RECORDS SUPPLIED Start Marker

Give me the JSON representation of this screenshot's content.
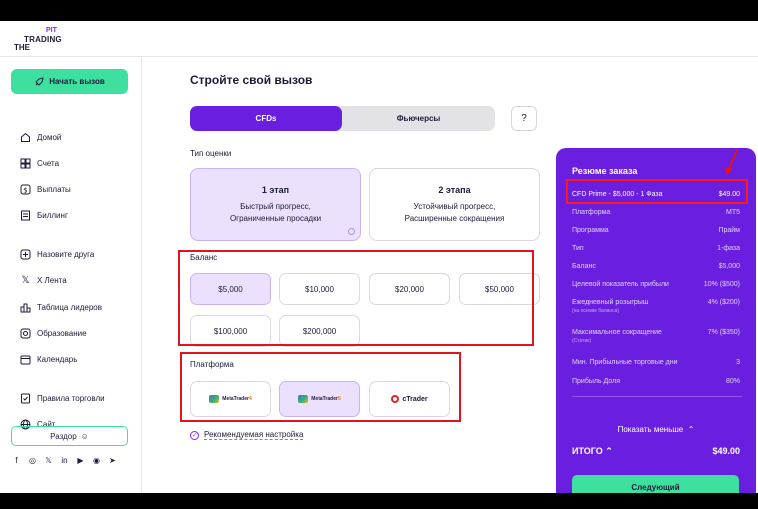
{
  "logo": {
    "line1": "PIT",
    "line2": "TRADING",
    "line3": "THE"
  },
  "sidebar": {
    "start_button": "Начать вызов",
    "items": [
      {
        "label": "Домой",
        "icon": "home-icon"
      },
      {
        "label": "Счета",
        "icon": "grid-icon"
      },
      {
        "label": "Выплаты",
        "icon": "dollar-icon"
      },
      {
        "label": "Биллинг",
        "icon": "receipt-icon"
      },
      {
        "label": "Назовите друга",
        "icon": "plus-circle-icon"
      },
      {
        "label": "X Лента",
        "icon": "x-icon"
      },
      {
        "label": "Таблица лидеров",
        "icon": "leaderboard-icon"
      },
      {
        "label": "Образование",
        "icon": "education-icon"
      },
      {
        "label": "Календарь",
        "icon": "calendar-icon"
      },
      {
        "label": "Правила торговли",
        "icon": "rules-icon"
      },
      {
        "label": "Сайт",
        "icon": "globe-icon"
      }
    ],
    "discord_button": "Раздор",
    "socials": [
      "facebook-icon",
      "instagram-icon",
      "x-icon",
      "linkedin-icon",
      "youtube-icon",
      "reddit-icon",
      "telegram-icon"
    ]
  },
  "main": {
    "title": "Стройте свой вызов",
    "tabs": [
      {
        "label": "CFDs",
        "active": true
      },
      {
        "label": "Фьючерсы",
        "active": false
      }
    ],
    "help_label": "?",
    "assessment_label": "Тип оценки",
    "stages": [
      {
        "title": "1 этап",
        "line1": "Быстрый прогресс,",
        "line2": "Ограниченные просадки",
        "selected": true
      },
      {
        "title": "2 этапа",
        "line1": "Устойчивый прогресс,",
        "line2": "Расширенные сокращения",
        "selected": false
      }
    ],
    "balance_label": "Баланс",
    "balances": [
      {
        "label": "$5,000",
        "selected": true
      },
      {
        "label": "$10,000",
        "selected": false
      },
      {
        "label": "$20,000",
        "selected": false
      },
      {
        "label": "$50,000",
        "selected": false
      },
      {
        "label": "$100,000",
        "selected": false
      },
      {
        "label": "$200,000",
        "selected": false
      }
    ],
    "platform_label": "Платформа",
    "platforms": [
      {
        "name": "MetaTrader",
        "version": "4",
        "selected": false
      },
      {
        "name": "MetaTrader",
        "version": "5",
        "selected": true
      },
      {
        "name": "cTrader",
        "selected": false
      }
    ],
    "recommended": "Рекомендуемая настройка"
  },
  "summary": {
    "title": "Резюме заказа",
    "header_row": {
      "label": "CFD Prime - $5,000 - 1 Фаза",
      "value": "$49.00"
    },
    "rows": [
      {
        "label": "Платформа",
        "value": "MT5"
      },
      {
        "label": "Программа",
        "value": "Прайм"
      },
      {
        "label": "Тип",
        "value": "1-фаза"
      },
      {
        "label": "Баланс",
        "value": "$5,000"
      },
      {
        "label": "Целевой показатель прибыли",
        "value": "10% ($500)"
      },
      {
        "label": "Ежедневный розыгрыш",
        "sub": "(на основе баланса)",
        "value": "4% ($200)"
      },
      {
        "label": "Максимальное сокращение",
        "sub": "(Статик)",
        "value": "7% ($350)"
      },
      {
        "label": "Мин. Прибыльные торговые дни",
        "value": "3"
      },
      {
        "label": "Прибыль Доля",
        "value": "80%"
      }
    ],
    "show_less": "Показать меньше",
    "total_label": "ИТОГО",
    "total_value": "$49.00",
    "next_button": "Следующий"
  },
  "colors": {
    "accent": "#6a1fe0",
    "green": "#3ee0a0",
    "highlight": "#e0141e",
    "selected_bg": "#ece0ff"
  }
}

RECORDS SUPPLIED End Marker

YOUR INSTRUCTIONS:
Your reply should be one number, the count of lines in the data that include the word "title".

ANSWER BOX:
4